● Data for this task
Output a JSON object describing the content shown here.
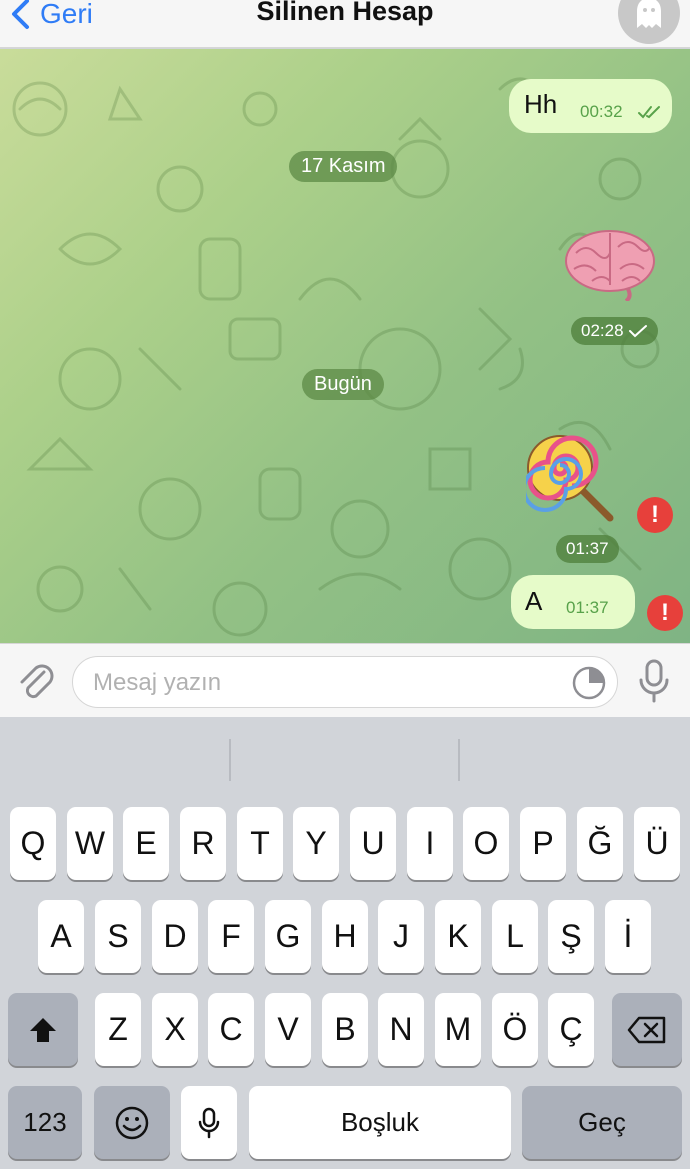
{
  "header": {
    "back_label": "Geri",
    "title": "Silinen Hesap"
  },
  "chat": {
    "date_separators": [
      "17 Kasım",
      "Bugün"
    ],
    "messages": [
      {
        "text": "Hh",
        "time": "00:32",
        "status": "read"
      },
      {
        "sticker": "brain-sticker",
        "time": "02:28",
        "status": "sent"
      },
      {
        "sticker": "lollipop-sticker",
        "time": "01:37",
        "status": "failed"
      },
      {
        "text": "A",
        "time": "01:37",
        "status": "failed"
      }
    ],
    "error_mark": "!"
  },
  "input": {
    "placeholder": "Mesaj yazın",
    "value": ""
  },
  "keyboard": {
    "row1": [
      "Q",
      "W",
      "E",
      "R",
      "T",
      "Y",
      "U",
      "I",
      "O",
      "P",
      "Ğ",
      "Ü"
    ],
    "row2": [
      "A",
      "S",
      "D",
      "F",
      "G",
      "H",
      "J",
      "K",
      "L",
      "Ş",
      "İ"
    ],
    "row3": [
      "Z",
      "X",
      "C",
      "V",
      "B",
      "N",
      "M",
      "Ö",
      "Ç"
    ],
    "numbers_label": "123",
    "space_label": "Boşluk",
    "return_label": "Geç"
  },
  "colors": {
    "accent": "#2f7cf6",
    "bubble": "#e6fbc9",
    "error": "#e7403b"
  }
}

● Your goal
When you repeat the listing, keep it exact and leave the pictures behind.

● Exercise solution
Output a JSON object describing the content shown here.
{
  "header": {
    "back_label": "Geri",
    "title": "Silinen Hesap"
  },
  "chat": {
    "date_separators": [
      "17 Kasım",
      "Bugün"
    ],
    "messages": [
      {
        "text": "Hh",
        "time": "00:32",
        "status": "read"
      },
      {
        "sticker": "brain-sticker",
        "time": "02:28",
        "status": "sent"
      },
      {
        "sticker": "lollipop-sticker",
        "time": "01:37",
        "status": "failed"
      },
      {
        "text": "A",
        "time": "01:37",
        "status": "failed"
      }
    ],
    "error_mark": "!"
  },
  "input": {
    "placeholder": "Mesaj yazın",
    "value": ""
  },
  "keyboard": {
    "row1": [
      "Q",
      "W",
      "E",
      "R",
      "T",
      "Y",
      "U",
      "I",
      "O",
      "P",
      "Ğ",
      "Ü"
    ],
    "row2": [
      "A",
      "S",
      "D",
      "F",
      "G",
      "H",
      "J",
      "K",
      "L",
      "Ş",
      "İ"
    ],
    "row3": [
      "Z",
      "X",
      "C",
      "V",
      "B",
      "N",
      "M",
      "Ö",
      "Ç"
    ],
    "numbers_label": "123",
    "space_label": "Boşluk",
    "return_label": "Geç"
  },
  "colors": {
    "accent": "#2f7cf6",
    "bubble": "#e6fbc9",
    "error": "#e7403b"
  }
}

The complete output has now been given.